(Bloomberg) -- The $12 billion fraud trial of Vietnamese real estate tycoon Truong My Lan began Tuesday as the government presses its anti-corruption campaign across all sectors of society.

Lan, chairwoman of Van Thinh Phat Group, or VTP, that held some of the most prestigious properties in the nation’s commercial hub of Ho Chi Minh City, faces charges of allegedly embezzling more than $12 billion from Saigon Commercial Bank, or SCB, between February 2018 and October 2022 — a sum that surpasses the market capitalization of most Vietnamese banks.

The trial, which could last two months, is being held under tight security at the Ho Chi Minh City People’s Court. Some six tons of documents are part of the proceedings, according to local media.

Eighty-six defendants in a dozen or so vans under heavy police escort blaring sirens arrived at the courthouse in the city’s District One around 7 a.m. Lan’s husband, Hong Kong businessman Eric Chu, and niece, VTP Chief Executive Officer Truong Hue Van, also face charges in the case. 

The trial started about 8:20 a.m. with Lan and her husband saying they were in good health after being asked about their condition by Judge Pham Luong Toan. 
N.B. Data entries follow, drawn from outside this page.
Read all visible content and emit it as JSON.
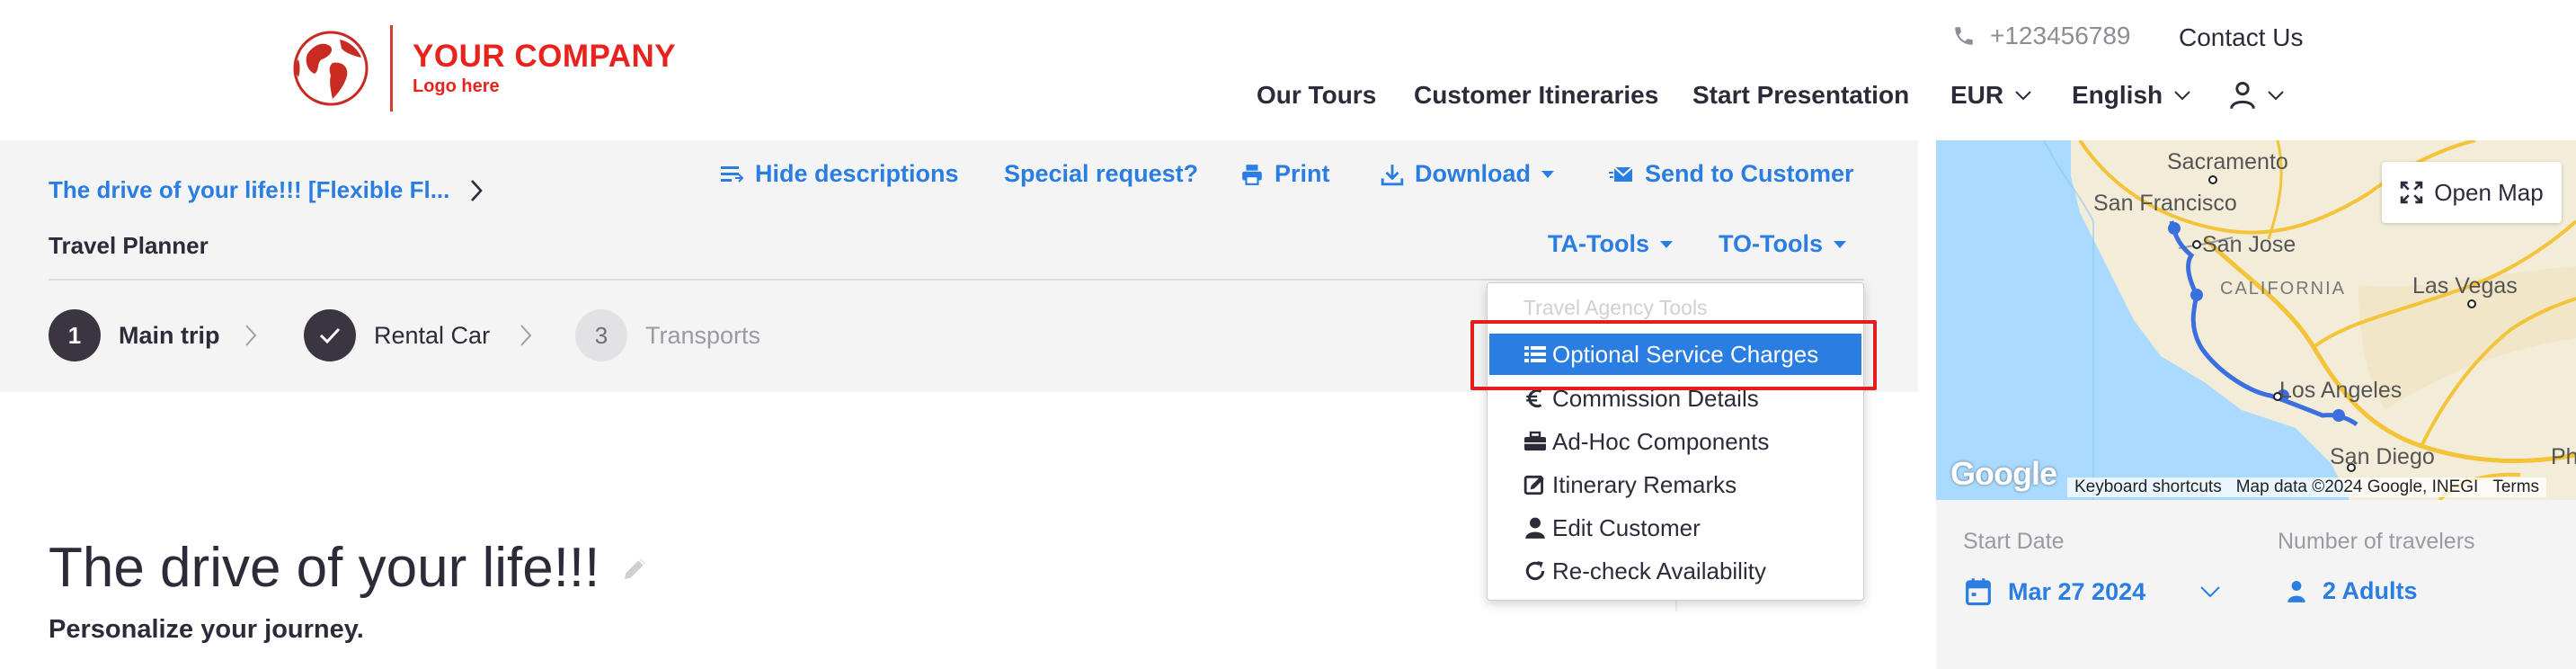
{
  "header": {
    "logo_main": "YOUR COMPANY",
    "logo_sub": "Logo here",
    "phone": "+123456789",
    "contact": "Contact Us",
    "nav": {
      "our_tours": "Our Tours",
      "customer_itineraries": "Customer Itineraries",
      "start_presentation": "Start Presentation",
      "currency": "EUR",
      "language": "English"
    }
  },
  "toolbar": {
    "breadcrumb": "The drive of your life!!! [Flexible Fl...",
    "planner_label": "Travel Planner",
    "hide_descriptions": "Hide descriptions",
    "special_request": "Special request?",
    "print": "Print",
    "download": "Download",
    "send_to_customer": "Send to Customer",
    "ta_tools": "TA-Tools",
    "to_tools": "TO-Tools"
  },
  "steps": [
    {
      "number": "1",
      "label": "Main trip",
      "state": "current"
    },
    {
      "number": "",
      "label": "Rental Car",
      "state": "done"
    },
    {
      "number": "3",
      "label": "Transports",
      "state": "pending"
    }
  ],
  "dropdown": {
    "header": "Travel Agency Tools",
    "items": [
      {
        "label": "Optional Service Charges",
        "icon": "list-icon",
        "active": true
      },
      {
        "label": "Commission Details",
        "icon": "euro-icon"
      },
      {
        "label": "Ad-Hoc Components",
        "icon": "briefcase-icon"
      },
      {
        "label": "Itinerary Remarks",
        "icon": "edit-icon"
      },
      {
        "label": "Edit Customer",
        "icon": "user-icon"
      },
      {
        "label": "Re-check Availability",
        "icon": "refresh-icon"
      }
    ]
  },
  "main": {
    "title": "The drive of your life!!!",
    "subtitle": "Personalize your journey."
  },
  "map": {
    "open_map": "Open Map",
    "google": "Google",
    "keyboard_shortcuts": "Keyboard shortcuts",
    "map_data": "Map data ©2024 Google, INEGI",
    "terms": "Terms",
    "labels": {
      "sacramento": "Sacramento",
      "san_francisco": "San Francisco",
      "san_jose": "San Jose",
      "california": "CALIFORNIA",
      "las_vegas": "Las Vegas",
      "los_angeles": "Los Angeles",
      "san_diego": "San Diego",
      "ph": "Ph"
    }
  },
  "sidebar": {
    "start_date_label": "Start Date",
    "start_date": "Mar 27 2024",
    "travelers_label": "Number of travelers",
    "travelers": "2 Adults"
  },
  "colors": {
    "accent": "#2a7de1",
    "brand": "#e8231d",
    "highlight": "#e31d1d",
    "panel": "#f4f4f4"
  }
}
The hearing overseen by two judges and three jury members then proceeded with the reading of charges for each defendant. Lan was charged with bribing officials, violating banking regulations and asset embezzlement, while her husband faces a single charge of violating lending rules. Van is charged with asset embezzlement.

Some 200 attorneys are representing the defendants, including five for Lan, according to local media. 

The country’s largest-ever fraud case is part of a years-long anti-corruption campaign spearheaded by Communist Party Secretary Nguyen Phu Trong. The push has touched all sectors of society and the highest levels of government and comes as the Southeast Asian nation emerges as a global supply chain hub for companies such as Apple Inc. and Samsung Electronics Co. The Lan case and others have roiled the nation’s bond, banking and property sectors.

Lan, 67, says she didn’t intentionally break the law or cause damage to the state and depositors, according to her lawyer, Giang Hong Thanh. He added that Lan is willing to cover any economic damages that the court rules she is responsible for.

Lan faces imprisonment, if found guilty, and even a possible death sentence in the worst case.

A separate investigation is looking into alleged fraudulent appropriation of assets from bond issuance tied to the developer. Another police probe is examining allegations of money laundering tied to Lan and Chu, according to the Ministry of Public Security’s Cong An Nhan Dan newspaper.

Representatives of SCB, Chu and Van have not responded to requests for comment.

--With assistance from Nguyen Dieu Tu Uyen and Nguyen Xuan Quynh.

(Updates the story with Van’s charge in the sixth paragraph and lawyers in the seventh paragraph. Earlier version corrected second paragraph to say VTP.)

©2024 Bloomberg L.P.